SINGAPORE — It was like walking into a typical Chinese New Year party with raucous chatter, cramped tables and confused seating arrangements. It reminded one of the setting of a bygone era. But the message coming out of Progress Singapore Party’s (PSP) celebration on Friday night (17 January) had a serious undertone.
The political party, often accused of being a Dad’s Army, revealed that it is serious about ensuring it has a future. The infusion of new blood was the talking point as party leader Tan Cheng Bock announced the entry of fresh faces into the party’s central executive committee. They were not just new - they were very similar to many PAP candidates in their professional credentials.
At least on paper, the academic and job qualifications look impressive. One is a founder and CEO of an investment firm, another is a former air force colonel and yet another the former executive chairman of Hong Leong Asia. Not to mention the inclusion of a wealth manager, a fund manager and a human resource manager.

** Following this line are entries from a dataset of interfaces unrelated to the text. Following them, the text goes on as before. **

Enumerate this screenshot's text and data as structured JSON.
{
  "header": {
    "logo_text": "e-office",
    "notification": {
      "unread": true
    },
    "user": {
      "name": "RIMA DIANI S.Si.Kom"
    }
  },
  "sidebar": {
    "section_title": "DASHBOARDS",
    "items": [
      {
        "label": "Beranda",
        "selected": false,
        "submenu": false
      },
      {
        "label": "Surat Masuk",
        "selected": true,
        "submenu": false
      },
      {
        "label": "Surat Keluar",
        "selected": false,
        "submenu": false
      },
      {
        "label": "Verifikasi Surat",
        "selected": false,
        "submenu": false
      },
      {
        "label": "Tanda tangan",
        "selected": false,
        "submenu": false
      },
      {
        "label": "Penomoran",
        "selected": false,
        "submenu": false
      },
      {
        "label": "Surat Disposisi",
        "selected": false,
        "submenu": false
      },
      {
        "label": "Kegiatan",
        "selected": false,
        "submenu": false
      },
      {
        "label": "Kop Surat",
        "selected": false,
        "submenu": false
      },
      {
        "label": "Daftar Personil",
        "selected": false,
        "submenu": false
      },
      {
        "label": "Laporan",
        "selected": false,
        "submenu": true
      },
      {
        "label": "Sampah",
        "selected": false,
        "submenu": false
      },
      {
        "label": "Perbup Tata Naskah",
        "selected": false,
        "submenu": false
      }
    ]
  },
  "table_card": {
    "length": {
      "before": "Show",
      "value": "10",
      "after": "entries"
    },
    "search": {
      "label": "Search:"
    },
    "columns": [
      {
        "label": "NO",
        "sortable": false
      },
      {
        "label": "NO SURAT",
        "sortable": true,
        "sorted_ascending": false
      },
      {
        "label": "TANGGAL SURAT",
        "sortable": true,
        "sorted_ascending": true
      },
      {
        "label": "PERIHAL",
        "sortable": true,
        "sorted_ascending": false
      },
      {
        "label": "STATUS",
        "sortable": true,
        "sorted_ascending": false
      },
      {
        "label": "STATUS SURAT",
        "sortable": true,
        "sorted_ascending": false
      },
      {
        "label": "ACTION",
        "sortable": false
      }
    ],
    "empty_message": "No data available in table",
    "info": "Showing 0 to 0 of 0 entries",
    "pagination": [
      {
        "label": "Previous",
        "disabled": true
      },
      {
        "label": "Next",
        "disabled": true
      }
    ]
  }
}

But, in at least one important aspect, they are different from the typical PAP candidates who have been paraded on the election catwalk. None of the PSP men came from the charmed circle of the elite administrative service: they all have experience in the dog-eat-dog world of the private sector.
But in politics, especially Singapore politics, such experience alone is not enough. With the ruling party involved in every aspect of our lives and with its ability to throw money, human resources and parliamentary power at any problem, these younger and eager men and women must realise they have a tough fight on their hands.
Playing the long game
In Singapore’s recent electoral history, no first-time opposition member has succeeded the first time round in a polls fight. Chiam See Tong lost in his first two outings, one in Cairnhill in 1976 and the other in Potong Pasir in 1980, but showed tremendous staying power and commitment to go on and win in Potong Pasir six times after that.
Low Thia Kiang trod a very similar path, losing one election in the now-defunct Tiong Bahru GRC in 1988, but winning in six other contests; two of them were his killer victories in Aljunied GRC.
Both these opposition politicians tell a story that the PSP newbies might wish to learn from. Apart from everything else, they need to play the long game if they want to get into Parliament. For initial defeats are more or less a certainty. Taking part in Singapore elections is like preparing for and taking part in a marathon: it is not a sprint. Run the marathon like you would a sprint and collapsing at the 100 metre mark is the likely result.
Opposition newbies like Nicole Seah and Hazel Poa didn’t stay on to fight more elections after their losses in 2011, although they are back as members of the Workers Party and PSP respectively. If Dr Tan doesn’t want a repeat with his new and promising candidates, then he has to start telling them: prepare for defeat, hope for victory.
Paving the way
Finally, the PSP leader should not contest a GRC. He should go for a single seat ward, where his chances of victory are greater than in a GRC. Prime Minister Lee Hsien Loong, leading his team for the last time as first among equals, will go all out to win in GRCs. The disappointment of the historic Aljunied GRC loss in 2011 is a stain he would want to wipe off his track record. He may even be prepared to close one eye on the loss of a couple of single seats.
Watch out, Aljunied. Watch out, Dr Tan.
At 79, this might be the last throw of the electoral dice for the former presidential candidate. It is better to get into Parliament as a single seat MP and use the next five years to blood his new brood on what Parliamentary politics in Singapore is like.
And prepare for the real, big fight by 2025.
P N Balji is a veteran Singaporean journalist who was formerly chief editor of Today, as well as an editor at The New Paper. He is currently a media consultant and author of the best-selling “Reluctant Editor: The Singapore Media as Seen through the Eyes of a Veteran Newspaper Journalist”. The views expressed are his own.